## YOUR TASK
A word-for-word copy of the line containing "Read all visible content and emit it as JSON." and every following line to the end of the data below is all the answer should hold.

## SOURCE MATERIAL

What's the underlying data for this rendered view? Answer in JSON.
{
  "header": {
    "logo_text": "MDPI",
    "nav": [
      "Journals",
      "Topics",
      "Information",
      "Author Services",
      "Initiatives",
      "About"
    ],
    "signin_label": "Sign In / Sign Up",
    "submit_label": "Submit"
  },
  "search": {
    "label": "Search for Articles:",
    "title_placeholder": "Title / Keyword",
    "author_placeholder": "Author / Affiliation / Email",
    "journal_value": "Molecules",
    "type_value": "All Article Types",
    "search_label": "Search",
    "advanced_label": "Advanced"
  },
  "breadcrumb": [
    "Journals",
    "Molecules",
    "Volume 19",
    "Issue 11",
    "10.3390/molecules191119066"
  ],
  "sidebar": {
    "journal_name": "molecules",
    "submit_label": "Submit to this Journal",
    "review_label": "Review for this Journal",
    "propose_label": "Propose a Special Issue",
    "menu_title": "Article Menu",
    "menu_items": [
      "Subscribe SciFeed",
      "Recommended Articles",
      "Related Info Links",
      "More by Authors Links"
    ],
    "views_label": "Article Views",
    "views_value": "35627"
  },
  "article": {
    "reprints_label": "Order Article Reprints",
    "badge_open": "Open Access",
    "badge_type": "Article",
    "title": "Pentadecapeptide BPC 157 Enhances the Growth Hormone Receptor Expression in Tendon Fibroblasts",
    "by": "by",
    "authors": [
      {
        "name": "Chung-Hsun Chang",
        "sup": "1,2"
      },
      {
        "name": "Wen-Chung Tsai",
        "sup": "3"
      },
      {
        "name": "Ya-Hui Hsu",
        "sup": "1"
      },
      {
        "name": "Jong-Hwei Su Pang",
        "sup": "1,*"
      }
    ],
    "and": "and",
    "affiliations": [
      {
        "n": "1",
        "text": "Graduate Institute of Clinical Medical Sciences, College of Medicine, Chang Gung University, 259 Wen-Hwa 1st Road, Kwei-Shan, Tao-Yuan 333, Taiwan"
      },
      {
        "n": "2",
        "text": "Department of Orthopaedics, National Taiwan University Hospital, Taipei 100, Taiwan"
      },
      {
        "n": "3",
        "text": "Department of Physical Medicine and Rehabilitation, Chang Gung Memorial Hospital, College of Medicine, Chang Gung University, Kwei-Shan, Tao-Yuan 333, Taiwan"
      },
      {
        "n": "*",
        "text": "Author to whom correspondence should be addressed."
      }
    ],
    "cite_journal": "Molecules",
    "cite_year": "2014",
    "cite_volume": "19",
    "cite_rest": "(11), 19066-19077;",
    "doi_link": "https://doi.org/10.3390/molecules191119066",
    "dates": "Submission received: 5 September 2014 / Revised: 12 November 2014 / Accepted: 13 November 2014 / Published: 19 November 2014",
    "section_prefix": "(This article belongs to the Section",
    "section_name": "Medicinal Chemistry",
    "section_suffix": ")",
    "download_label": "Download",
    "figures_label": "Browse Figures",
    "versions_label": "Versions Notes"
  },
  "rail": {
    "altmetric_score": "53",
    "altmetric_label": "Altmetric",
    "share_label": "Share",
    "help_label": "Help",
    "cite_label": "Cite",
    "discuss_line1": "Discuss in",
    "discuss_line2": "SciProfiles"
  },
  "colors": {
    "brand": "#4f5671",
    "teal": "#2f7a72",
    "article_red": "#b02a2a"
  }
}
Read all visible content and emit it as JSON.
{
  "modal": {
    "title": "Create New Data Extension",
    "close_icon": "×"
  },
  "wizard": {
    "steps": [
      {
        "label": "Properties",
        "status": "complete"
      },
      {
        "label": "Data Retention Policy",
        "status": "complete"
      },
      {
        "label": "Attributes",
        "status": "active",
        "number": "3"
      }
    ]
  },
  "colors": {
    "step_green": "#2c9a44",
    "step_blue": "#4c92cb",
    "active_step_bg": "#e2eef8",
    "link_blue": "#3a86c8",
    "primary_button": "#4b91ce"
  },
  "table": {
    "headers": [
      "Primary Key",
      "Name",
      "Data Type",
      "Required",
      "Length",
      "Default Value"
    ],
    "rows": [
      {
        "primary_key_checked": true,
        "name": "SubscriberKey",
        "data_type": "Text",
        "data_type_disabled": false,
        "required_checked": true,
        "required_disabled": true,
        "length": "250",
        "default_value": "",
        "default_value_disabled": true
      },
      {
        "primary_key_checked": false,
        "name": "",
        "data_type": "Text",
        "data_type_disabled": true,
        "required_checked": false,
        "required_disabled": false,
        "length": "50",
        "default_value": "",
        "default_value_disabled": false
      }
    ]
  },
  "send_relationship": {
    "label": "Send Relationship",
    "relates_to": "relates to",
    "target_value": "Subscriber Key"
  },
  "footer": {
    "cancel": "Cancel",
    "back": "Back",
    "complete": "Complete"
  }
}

## EXERCISE RESPONSE
Read all visible content and emit it as JSON.
{
  "modal": {
    "title": "Create New Data Extension",
    "close_icon": "×"
  },
  "wizard": {
    "steps": [
      {
        "label": "Properties",
        "status": "complete"
      },
      {
        "label": "Data Retention Policy",
        "status": "complete"
      },
      {
        "label": "Attributes",
        "status": "active",
        "number": "3"
      }
    ]
  },
  "colors": {
    "step_green": "#2c9a44",
    "step_blue": "#4c92cb",
    "active_step_bg": "#e2eef8",
    "link_blue": "#3a86c8",
    "primary_button": "#4b91ce"
  },
  "table": {
    "headers": [
      "Primary Key",
      "Name",
      "Data Type",
      "Required",
      "Length",
      "Default Value"
    ],
    "rows": [
      {
        "primary_key_checked": true,
        "name": "SubscriberKey",
        "data_type": "Text",
        "data_type_disabled": false,
        "required_checked": true,
        "required_disabled": true,
        "length": "250",
        "default_value": "",
        "default_value_disabled": true
      },
      {
        "primary_key_checked": false,
        "name": "",
        "data_type": "Text",
        "data_type_disabled": true,
        "required_checked": false,
        "required_disabled": false,
        "length": "50",
        "default_value": "",
        "default_value_disabled": false
      }
    ]
  },
  "send_relationship": {
    "label": "Send Relationship",
    "relates_to": "relates to",
    "target_value": "Subscriber Key"
  },
  "footer": {
    "cancel": "Cancel",
    "back": "Back",
    "complete": "Complete"
  }
}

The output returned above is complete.